• _Exercise_:
From the first line to the last, set down the data exactly as given.

• _Source data_:
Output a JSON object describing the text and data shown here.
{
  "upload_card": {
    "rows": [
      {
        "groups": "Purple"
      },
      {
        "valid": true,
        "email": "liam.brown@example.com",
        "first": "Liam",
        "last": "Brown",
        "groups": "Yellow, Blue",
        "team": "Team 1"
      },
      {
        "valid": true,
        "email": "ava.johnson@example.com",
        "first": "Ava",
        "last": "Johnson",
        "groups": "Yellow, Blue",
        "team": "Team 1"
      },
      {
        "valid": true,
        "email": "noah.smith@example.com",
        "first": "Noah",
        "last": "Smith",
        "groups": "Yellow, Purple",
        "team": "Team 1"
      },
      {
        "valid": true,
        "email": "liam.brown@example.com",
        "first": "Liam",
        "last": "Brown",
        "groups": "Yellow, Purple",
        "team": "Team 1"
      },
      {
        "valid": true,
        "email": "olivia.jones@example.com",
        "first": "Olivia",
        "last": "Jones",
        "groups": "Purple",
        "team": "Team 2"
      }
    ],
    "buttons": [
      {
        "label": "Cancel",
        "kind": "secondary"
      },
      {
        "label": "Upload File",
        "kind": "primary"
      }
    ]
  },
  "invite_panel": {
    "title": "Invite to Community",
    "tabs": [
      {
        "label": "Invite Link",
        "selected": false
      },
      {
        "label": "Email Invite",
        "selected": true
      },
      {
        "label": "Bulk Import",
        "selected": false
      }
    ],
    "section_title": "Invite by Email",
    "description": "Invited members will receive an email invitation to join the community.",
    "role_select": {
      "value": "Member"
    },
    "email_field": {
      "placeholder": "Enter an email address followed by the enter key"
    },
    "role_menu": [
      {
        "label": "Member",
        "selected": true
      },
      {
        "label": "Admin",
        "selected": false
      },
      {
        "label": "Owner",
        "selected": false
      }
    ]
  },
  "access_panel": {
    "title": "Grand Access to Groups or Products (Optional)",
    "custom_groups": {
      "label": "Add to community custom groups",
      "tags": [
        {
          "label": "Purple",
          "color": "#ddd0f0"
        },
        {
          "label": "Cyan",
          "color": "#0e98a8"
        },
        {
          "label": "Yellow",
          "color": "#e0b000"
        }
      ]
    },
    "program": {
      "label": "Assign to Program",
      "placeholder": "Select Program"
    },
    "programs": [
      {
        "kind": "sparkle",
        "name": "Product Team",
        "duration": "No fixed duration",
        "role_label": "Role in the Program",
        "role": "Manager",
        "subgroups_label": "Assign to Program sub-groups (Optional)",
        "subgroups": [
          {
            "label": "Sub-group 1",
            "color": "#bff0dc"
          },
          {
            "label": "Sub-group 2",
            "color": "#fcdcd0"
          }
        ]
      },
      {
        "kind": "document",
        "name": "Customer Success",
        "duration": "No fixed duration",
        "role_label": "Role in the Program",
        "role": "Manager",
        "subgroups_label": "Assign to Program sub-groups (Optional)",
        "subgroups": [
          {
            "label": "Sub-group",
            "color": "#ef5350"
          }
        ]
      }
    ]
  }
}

• _Answer_:
Output a JSON object describing the text and data shown here.
{
  "upload_card": {
    "rows": [
      {
        "groups": "Purple"
      },
      {
        "valid": true,
        "email": "liam.brown@example.com",
        "first": "Liam",
        "last": "Brown",
        "groups": "Yellow, Blue",
        "team": "Team 1"
      },
      {
        "valid": true,
        "email": "ava.johnson@example.com",
        "first": "Ava",
        "last": "Johnson",
        "groups": "Yellow, Blue",
        "team": "Team 1"
      },
      {
        "valid": true,
        "email": "noah.smith@example.com",
        "first": "Noah",
        "last": "Smith",
        "groups": "Yellow, Purple",
        "team": "Team 1"
      },
      {
        "valid": true,
        "email": "liam.brown@example.com",
        "first": "Liam",
        "last": "Brown",
        "groups": "Yellow, Purple",
        "team": "Team 1"
      },
      {
        "valid": true,
        "email": "olivia.jones@example.com",
        "first": "Olivia",
        "last": "Jones",
        "groups": "Purple",
        "team": "Team 2"
      }
    ],
    "buttons": [
      {
        "label": "Cancel",
        "kind": "secondary"
      },
      {
        "label": "Upload File",
        "kind": "primary"
      }
    ]
  },
  "invite_panel": {
    "title": "Invite to Community",
    "tabs": [
      {
        "label": "Invite Link",
        "selected": false
      },
      {
        "label": "Email Invite",
        "selected": true
      },
      {
        "label": "Bulk Import",
        "selected": false
      }
    ],
    "section_title": "Invite by Email",
    "description": "Invited members will receive an email invitation to join the community.",
    "role_select": {
      "value": "Member"
    },
    "email_field": {
      "placeholder": "Enter an email address followed by the enter key"
    },
    "role_menu": [
      {
        "label": "Member",
        "selected": true
      },
      {
        "label": "Admin",
        "selected": false
      },
      {
        "label": "Owner",
        "selected": false
      }
    ]
  },
  "access_panel": {
    "title": "Grand Access to Groups or Products (Optional)",
    "custom_groups": {
      "label": "Add to community custom groups",
      "tags": [
        {
          "label": "Purple",
          "color": "#ddd0f0"
        },
        {
          "label": "Cyan",
          "color": "#0e98a8"
        },
        {
          "label": "Yellow",
          "color": "#e0b000"
        }
      ]
    },
    "program": {
      "label": "Assign to Program",
      "placeholder": "Select Program"
    },
    "programs": [
      {
        "kind": "sparkle",
        "name": "Product Team",
        "duration": "No fixed duration",
        "role_label": "Role in the Program",
        "role": "Manager",
        "subgroups_label": "Assign to Program sub-groups (Optional)",
        "subgroups": [
          {
            "label": "Sub-group 1",
            "color": "#bff0dc"
          },
          {
            "label": "Sub-group 2",
            "color": "#fcdcd0"
          }
        ]
      },
      {
        "kind": "document",
        "name": "Customer Success",
        "duration": "No fixed duration",
        "role_label": "Role in the Program",
        "role": "Manager",
        "subgroups_label": "Assign to Program sub-groups (Optional)",
        "subgroups": [
          {
            "label": "Sub-group",
            "color": "#ef5350"
          }
        ]
      }
    ]
  }
}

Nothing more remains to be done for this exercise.